As of now, there is no information regarding how much will be paid to the users who opt for the scheme. The app will record the user's country, the device brand and model, and the type of network he/she uses. This is all accessible before participants provide any market research information to the app.
Facebook said the app will not be used to serve people ads, and information will not be shared with third-party companies - a line the company has been walking carefully since its Cambridge Analytica scandal past year that exposed the data of millions of Facebook users to an outside political research firm. "We're able to better understand our community to improve Facebook Company Products", the company noted on the Study From Facebook page. They'll also have the opportunity to review the information they're sharing with us. All the registered users are then rewarded for taking part in the program. The company said the the information it collects will go toward product development initiatives. It also may collect user information that Facebook has obtained from third-party sources. This is, by its very definition, the goal of market research.
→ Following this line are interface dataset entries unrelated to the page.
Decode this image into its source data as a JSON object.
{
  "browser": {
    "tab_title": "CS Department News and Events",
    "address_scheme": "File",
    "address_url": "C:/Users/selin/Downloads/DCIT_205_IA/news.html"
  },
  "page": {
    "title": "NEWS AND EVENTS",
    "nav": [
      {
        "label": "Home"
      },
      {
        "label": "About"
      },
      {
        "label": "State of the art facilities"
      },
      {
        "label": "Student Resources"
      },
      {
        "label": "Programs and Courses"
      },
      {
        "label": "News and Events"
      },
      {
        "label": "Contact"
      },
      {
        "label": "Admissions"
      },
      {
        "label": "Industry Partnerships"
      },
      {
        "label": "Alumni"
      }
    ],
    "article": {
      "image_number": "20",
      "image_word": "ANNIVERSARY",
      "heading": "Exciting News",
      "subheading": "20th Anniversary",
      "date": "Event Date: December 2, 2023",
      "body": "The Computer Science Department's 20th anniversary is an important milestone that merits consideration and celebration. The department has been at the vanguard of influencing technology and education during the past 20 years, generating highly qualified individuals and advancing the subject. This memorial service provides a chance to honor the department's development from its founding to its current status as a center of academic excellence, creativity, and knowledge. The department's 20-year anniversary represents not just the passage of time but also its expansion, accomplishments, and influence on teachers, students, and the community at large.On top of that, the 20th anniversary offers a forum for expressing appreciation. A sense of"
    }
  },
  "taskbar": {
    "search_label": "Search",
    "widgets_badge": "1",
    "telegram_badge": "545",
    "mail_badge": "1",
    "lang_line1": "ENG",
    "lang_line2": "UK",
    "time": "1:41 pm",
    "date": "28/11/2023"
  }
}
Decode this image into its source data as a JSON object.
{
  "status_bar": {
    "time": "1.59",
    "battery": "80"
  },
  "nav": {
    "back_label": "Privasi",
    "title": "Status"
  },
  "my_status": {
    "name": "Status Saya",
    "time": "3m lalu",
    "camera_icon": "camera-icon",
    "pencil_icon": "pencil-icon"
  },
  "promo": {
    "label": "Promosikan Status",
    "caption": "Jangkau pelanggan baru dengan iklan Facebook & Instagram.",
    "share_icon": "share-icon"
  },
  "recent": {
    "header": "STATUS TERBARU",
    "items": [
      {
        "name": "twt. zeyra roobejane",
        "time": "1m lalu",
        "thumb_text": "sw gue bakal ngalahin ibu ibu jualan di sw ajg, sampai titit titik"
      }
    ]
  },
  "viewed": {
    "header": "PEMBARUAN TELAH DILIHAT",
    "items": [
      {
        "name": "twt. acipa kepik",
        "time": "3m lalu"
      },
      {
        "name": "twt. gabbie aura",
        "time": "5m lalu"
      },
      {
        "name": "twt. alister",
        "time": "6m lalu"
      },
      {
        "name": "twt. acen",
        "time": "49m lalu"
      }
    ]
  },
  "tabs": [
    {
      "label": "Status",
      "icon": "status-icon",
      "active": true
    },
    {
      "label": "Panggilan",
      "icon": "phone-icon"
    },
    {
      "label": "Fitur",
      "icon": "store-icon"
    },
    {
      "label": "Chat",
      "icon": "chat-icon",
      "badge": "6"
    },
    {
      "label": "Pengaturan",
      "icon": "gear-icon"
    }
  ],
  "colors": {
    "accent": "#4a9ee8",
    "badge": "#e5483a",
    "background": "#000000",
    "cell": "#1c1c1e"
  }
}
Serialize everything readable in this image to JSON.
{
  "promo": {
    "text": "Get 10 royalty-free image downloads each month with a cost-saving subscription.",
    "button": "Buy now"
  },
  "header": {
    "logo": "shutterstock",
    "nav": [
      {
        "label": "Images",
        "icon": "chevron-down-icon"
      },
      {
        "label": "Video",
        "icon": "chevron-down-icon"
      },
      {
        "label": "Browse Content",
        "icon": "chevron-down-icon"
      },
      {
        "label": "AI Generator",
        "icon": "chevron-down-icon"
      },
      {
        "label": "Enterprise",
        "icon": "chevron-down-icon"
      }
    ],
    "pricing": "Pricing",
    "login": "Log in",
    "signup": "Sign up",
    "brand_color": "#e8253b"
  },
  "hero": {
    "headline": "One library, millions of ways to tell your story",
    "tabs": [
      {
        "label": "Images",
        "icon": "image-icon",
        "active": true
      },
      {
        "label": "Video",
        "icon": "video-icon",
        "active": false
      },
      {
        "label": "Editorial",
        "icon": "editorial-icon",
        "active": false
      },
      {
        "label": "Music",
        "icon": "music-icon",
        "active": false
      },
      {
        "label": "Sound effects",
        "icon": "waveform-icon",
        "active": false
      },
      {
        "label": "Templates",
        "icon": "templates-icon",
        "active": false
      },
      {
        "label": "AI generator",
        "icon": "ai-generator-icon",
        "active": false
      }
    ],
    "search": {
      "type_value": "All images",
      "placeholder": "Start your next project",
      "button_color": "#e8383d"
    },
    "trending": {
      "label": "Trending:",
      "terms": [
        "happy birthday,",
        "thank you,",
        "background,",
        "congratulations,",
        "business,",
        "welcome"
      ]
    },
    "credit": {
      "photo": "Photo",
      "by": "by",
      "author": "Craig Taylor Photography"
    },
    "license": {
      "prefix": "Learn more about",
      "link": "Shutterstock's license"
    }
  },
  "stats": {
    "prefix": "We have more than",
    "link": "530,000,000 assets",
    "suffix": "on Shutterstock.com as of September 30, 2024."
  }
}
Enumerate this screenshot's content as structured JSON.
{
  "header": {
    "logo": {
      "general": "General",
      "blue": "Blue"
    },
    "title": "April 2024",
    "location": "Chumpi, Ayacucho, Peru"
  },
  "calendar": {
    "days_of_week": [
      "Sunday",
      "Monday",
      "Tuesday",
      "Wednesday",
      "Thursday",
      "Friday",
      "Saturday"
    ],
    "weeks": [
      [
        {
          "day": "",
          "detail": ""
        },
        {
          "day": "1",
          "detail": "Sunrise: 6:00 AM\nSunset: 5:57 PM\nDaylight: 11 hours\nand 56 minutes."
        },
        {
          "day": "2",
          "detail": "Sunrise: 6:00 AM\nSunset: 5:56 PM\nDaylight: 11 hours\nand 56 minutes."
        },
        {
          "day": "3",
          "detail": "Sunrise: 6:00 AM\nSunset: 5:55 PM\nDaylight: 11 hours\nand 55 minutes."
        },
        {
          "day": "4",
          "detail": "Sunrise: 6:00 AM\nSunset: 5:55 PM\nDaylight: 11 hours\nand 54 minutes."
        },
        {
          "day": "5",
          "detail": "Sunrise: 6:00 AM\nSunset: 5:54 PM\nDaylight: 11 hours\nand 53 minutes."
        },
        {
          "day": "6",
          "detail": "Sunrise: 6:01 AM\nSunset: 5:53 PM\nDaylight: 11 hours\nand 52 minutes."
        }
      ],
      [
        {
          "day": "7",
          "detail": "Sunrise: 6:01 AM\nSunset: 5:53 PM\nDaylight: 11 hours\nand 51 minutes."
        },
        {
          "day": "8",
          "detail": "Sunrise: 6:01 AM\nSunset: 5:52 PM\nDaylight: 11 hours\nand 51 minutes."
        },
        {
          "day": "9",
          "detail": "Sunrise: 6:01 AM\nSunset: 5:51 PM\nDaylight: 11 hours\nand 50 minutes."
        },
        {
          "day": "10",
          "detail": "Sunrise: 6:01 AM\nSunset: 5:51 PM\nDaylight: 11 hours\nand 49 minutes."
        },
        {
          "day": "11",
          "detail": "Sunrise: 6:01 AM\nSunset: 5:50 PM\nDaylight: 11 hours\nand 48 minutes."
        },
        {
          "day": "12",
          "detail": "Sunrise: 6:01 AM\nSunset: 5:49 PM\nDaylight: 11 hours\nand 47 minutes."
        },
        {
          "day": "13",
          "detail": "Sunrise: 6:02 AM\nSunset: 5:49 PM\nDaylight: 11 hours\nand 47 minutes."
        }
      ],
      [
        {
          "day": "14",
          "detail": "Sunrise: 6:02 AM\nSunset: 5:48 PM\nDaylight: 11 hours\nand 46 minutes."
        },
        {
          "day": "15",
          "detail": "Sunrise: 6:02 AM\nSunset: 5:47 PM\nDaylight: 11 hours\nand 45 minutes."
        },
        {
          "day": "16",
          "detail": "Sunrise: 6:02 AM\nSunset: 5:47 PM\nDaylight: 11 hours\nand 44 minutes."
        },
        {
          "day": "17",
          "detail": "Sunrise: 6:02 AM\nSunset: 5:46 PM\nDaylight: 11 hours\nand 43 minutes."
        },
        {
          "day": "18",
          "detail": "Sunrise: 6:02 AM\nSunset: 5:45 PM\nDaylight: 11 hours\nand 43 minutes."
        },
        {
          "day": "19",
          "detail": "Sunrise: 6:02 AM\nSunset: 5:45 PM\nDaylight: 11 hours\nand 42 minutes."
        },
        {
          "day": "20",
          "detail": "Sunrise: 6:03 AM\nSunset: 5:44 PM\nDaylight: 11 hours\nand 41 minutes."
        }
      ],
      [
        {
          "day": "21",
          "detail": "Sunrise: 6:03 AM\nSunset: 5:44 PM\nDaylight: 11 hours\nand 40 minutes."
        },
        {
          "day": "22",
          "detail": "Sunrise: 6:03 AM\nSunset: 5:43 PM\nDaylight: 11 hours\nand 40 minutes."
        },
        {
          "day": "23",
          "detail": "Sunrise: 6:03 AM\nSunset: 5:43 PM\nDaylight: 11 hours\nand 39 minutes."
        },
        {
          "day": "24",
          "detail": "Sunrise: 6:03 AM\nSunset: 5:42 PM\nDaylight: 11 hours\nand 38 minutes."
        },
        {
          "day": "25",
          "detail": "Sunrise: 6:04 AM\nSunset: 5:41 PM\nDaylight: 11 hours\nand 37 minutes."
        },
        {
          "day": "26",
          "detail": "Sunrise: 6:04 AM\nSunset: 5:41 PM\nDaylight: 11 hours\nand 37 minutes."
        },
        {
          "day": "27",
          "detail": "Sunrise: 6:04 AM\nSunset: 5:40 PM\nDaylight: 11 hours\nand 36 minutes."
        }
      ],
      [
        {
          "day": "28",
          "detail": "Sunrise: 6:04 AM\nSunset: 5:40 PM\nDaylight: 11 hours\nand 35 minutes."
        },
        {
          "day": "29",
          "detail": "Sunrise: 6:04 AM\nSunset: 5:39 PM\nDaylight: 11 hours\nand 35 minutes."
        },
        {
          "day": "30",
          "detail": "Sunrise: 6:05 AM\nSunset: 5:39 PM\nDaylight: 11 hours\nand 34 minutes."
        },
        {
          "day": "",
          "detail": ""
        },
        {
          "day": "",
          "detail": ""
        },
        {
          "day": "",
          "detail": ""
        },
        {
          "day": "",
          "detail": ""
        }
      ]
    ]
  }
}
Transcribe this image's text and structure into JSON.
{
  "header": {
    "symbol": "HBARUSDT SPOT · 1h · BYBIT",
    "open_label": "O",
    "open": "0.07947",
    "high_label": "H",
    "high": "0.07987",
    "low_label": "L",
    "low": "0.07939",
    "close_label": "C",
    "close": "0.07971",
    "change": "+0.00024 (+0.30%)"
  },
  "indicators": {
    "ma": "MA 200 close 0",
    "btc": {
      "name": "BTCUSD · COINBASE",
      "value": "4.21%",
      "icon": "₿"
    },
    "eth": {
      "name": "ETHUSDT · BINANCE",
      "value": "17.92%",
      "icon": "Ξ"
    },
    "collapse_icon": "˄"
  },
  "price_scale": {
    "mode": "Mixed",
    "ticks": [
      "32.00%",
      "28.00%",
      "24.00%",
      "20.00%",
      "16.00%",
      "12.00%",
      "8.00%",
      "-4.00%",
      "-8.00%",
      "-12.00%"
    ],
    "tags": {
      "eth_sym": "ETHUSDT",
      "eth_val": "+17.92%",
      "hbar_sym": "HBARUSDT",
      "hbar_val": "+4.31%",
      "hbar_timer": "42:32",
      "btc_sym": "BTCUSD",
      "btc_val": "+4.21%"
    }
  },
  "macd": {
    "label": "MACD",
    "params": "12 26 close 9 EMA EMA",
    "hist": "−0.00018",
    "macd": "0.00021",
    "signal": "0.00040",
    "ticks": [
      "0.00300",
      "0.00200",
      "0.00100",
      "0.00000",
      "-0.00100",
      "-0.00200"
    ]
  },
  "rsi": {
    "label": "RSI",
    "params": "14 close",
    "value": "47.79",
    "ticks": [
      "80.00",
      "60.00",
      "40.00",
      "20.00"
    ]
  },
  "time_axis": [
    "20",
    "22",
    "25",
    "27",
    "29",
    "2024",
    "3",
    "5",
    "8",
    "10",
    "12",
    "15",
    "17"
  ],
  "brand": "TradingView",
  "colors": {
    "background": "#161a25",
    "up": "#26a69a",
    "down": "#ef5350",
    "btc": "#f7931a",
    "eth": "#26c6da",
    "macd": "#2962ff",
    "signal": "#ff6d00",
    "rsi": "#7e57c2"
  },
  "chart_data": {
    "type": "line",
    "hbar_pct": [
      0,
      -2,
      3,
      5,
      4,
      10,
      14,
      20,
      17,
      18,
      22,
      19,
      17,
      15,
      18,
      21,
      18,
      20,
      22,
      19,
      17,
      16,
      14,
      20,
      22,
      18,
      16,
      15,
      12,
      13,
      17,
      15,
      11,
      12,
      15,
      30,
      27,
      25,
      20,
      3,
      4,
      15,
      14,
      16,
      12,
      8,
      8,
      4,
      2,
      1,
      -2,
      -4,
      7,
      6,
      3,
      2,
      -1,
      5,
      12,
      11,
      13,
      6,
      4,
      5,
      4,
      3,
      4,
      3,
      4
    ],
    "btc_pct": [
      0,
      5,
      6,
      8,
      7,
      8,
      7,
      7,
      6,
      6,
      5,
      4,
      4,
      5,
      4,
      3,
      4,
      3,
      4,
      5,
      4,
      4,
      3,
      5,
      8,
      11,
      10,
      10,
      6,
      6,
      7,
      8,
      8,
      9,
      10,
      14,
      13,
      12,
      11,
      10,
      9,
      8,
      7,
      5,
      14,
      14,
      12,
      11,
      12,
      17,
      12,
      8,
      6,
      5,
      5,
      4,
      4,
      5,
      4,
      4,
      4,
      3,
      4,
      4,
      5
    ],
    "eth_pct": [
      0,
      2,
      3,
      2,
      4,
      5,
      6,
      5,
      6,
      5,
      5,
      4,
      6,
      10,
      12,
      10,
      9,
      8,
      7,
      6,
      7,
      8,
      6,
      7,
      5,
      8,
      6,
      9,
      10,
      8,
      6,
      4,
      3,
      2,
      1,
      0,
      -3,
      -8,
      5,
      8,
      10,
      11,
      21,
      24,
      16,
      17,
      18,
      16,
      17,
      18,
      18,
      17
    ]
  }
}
Despite already generating a dumb amount of revenue per individual user thanks to the information they freely share of Facebook's suite of apps, the data glutton appears eager to pay for some of the valuable information about them that it doesn't already have. Facebook's mismanagement of user data has been a thorny issue for marketers.